Read more: ‘The war in Yemen has destroyed us’
End to war in sight?
A Saudi-led military coalition has been waging a brutal war against the Huthi insurgency in Yemen since 2015. Tens of thousands of people have died in the conflict and the UN has called it the world’s worst humanitarian crisis.
In a statement from UN headquarters in New York, Griffiths welcomed “the desire for a political solution to end the conflict.” He also stressed “the importance of taking advantage of this opportunity and moving forward with all necessary steps to reduce violence, military escalation and unhelpful rhetoric.”
Saudi Arabia issued a cautious response on Saturday. “We judge other parties by their deeds, actions and not by their words, so we will see [whether] they actually do this or not,” Foreign Minister Adel al-Jubeir said.

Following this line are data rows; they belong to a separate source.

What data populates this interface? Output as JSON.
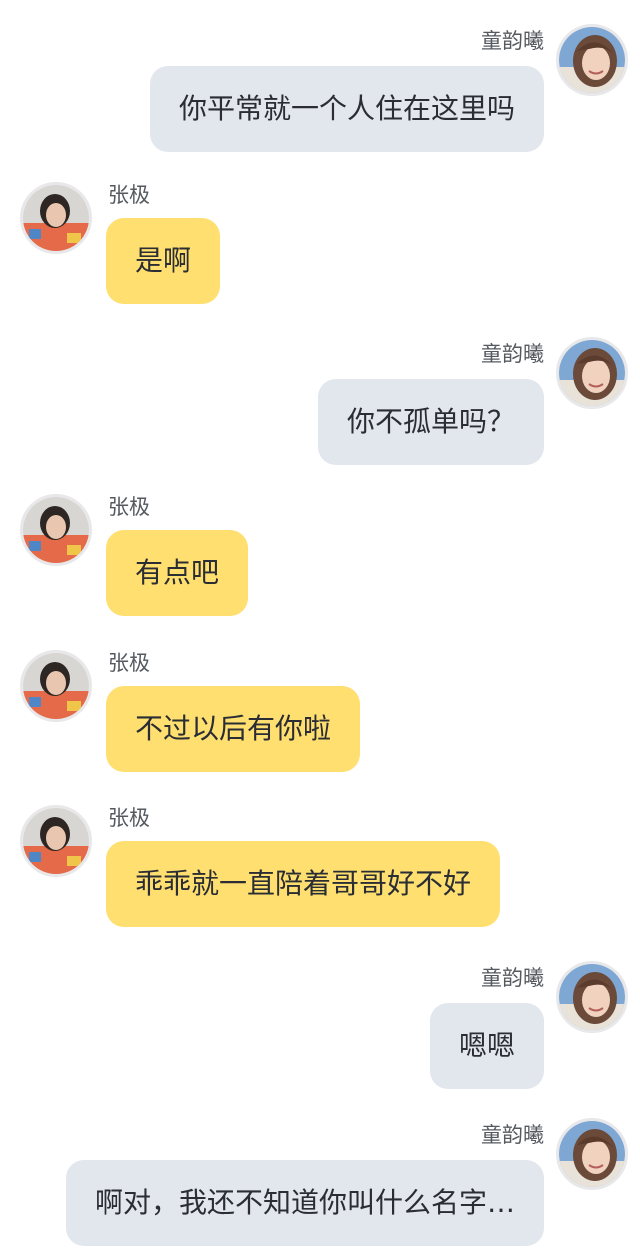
{
  "colors": {
    "self_bubble": "#e2e6ed",
    "other_bubble": "#ffdf6f",
    "background": "#ffffff"
  },
  "contacts": {
    "self_name": "童韵曦",
    "other_name": "张极"
  },
  "messages": [
    {
      "sender": "童韵曦",
      "text": "你平常就一个人住在这里吗"
    },
    {
      "sender": "张极",
      "text": "是啊"
    },
    {
      "sender": "童韵曦",
      "text": "你不孤单吗？"
    },
    {
      "sender": "张极",
      "text": "有点吧"
    },
    {
      "sender": "张极",
      "text": "不过以后有你啦"
    },
    {
      "sender": "张极",
      "text": "乖乖就一直陪着哥哥好不好"
    },
    {
      "sender": "童韵曦",
      "text": "嗯嗯"
    },
    {
      "sender": "童韵曦",
      "text": "啊对，我还不知道你叫什么名字…"
    }
  ],
  "icons": {
    "self_avatar": "girl-avatar-icon",
    "other_avatar": "boy-avatar-icon"
  }
}
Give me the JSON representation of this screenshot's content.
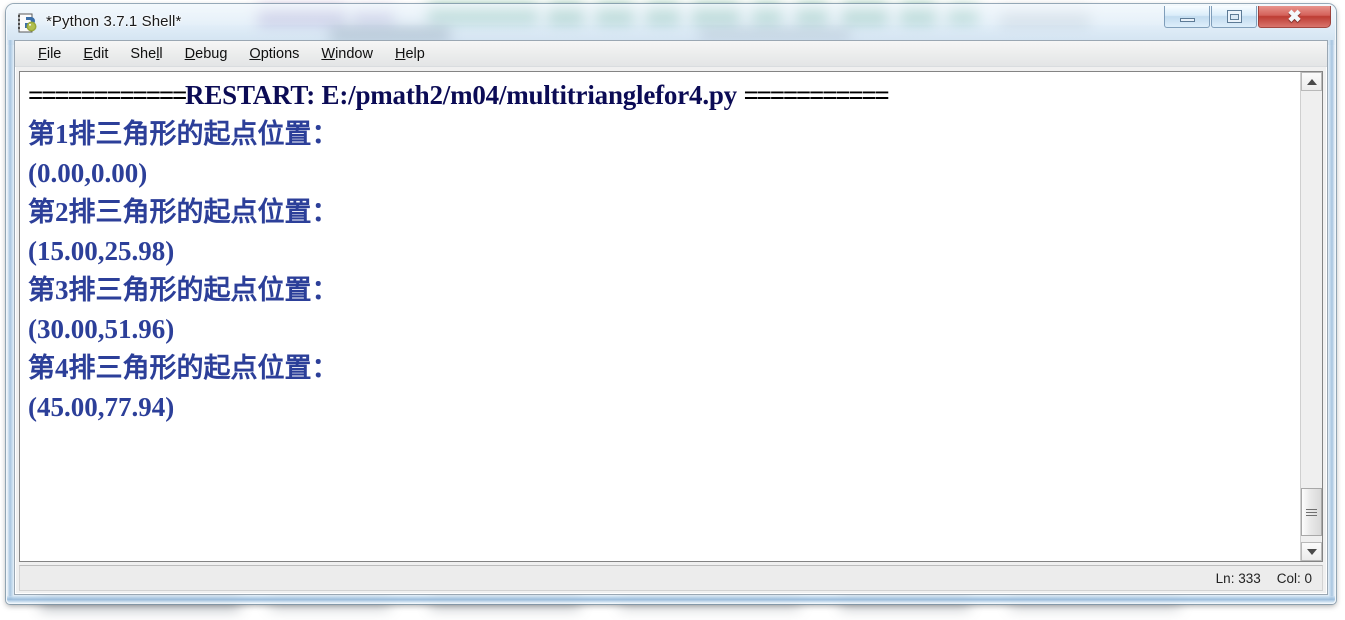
{
  "window": {
    "title": "*Python 3.7.1 Shell*",
    "icon": "idle-python-icon",
    "controls": {
      "minimize_label": "–",
      "maximize_label": "□",
      "close_label": "✕"
    }
  },
  "menubar": {
    "items": [
      {
        "label": "File",
        "mnemonic": "F"
      },
      {
        "label": "Edit",
        "mnemonic": "E"
      },
      {
        "label": "Shell",
        "mnemonic": "l"
      },
      {
        "label": "Debug",
        "mnemonic": "D"
      },
      {
        "label": "Options",
        "mnemonic": "O"
      },
      {
        "label": "Window",
        "mnemonic": "W"
      },
      {
        "label": "Help",
        "mnemonic": "H"
      }
    ]
  },
  "shell": {
    "restart_line": {
      "left_rule": "============",
      "text": "RESTART: E:/pmath2/m04/multitrianglefor4.py",
      "right_rule": "==========="
    },
    "output_lines": [
      "第1排三角形的起点位置：",
      "(0.00,0.00)",
      "第2排三角形的起点位置：",
      "(15.00,25.98)",
      "第3排三角形的起点位置：",
      "(30.00,51.96)",
      "第4排三角形的起点位置：",
      "(45.00,77.94)"
    ],
    "output_color": "#2c3f99",
    "restart_color": "#000000"
  },
  "scrollbar": {
    "up_arrow": "scroll-up-arrow",
    "down_arrow": "scroll-down-arrow"
  },
  "statusbar": {
    "line_label": "Ln: 333",
    "col_label": "Col: 0"
  }
}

Read more: Covering Yemen’s ‘forgotten’ war
Saudi oil production hit
The Huthis’ announcement comes a week after drone strikes on September 14 caused significant damage to Saudi oil facilities, knocking out half the country’s oil production.
Yemen’s Huthi rebels have claimed responsibility, but the US and Saudi Arabia suspect Iran is behind the strike. Iran, which backs the Huthis, has denied blame.
Following the attack, United States President Donald Trump on Friday approved the deployment of US troops to Saudi Arabia. The Pentagon said the deployment, which comes at Riyadh’s request, would be “defensive in nature.”
dr/kl (AP, AFP)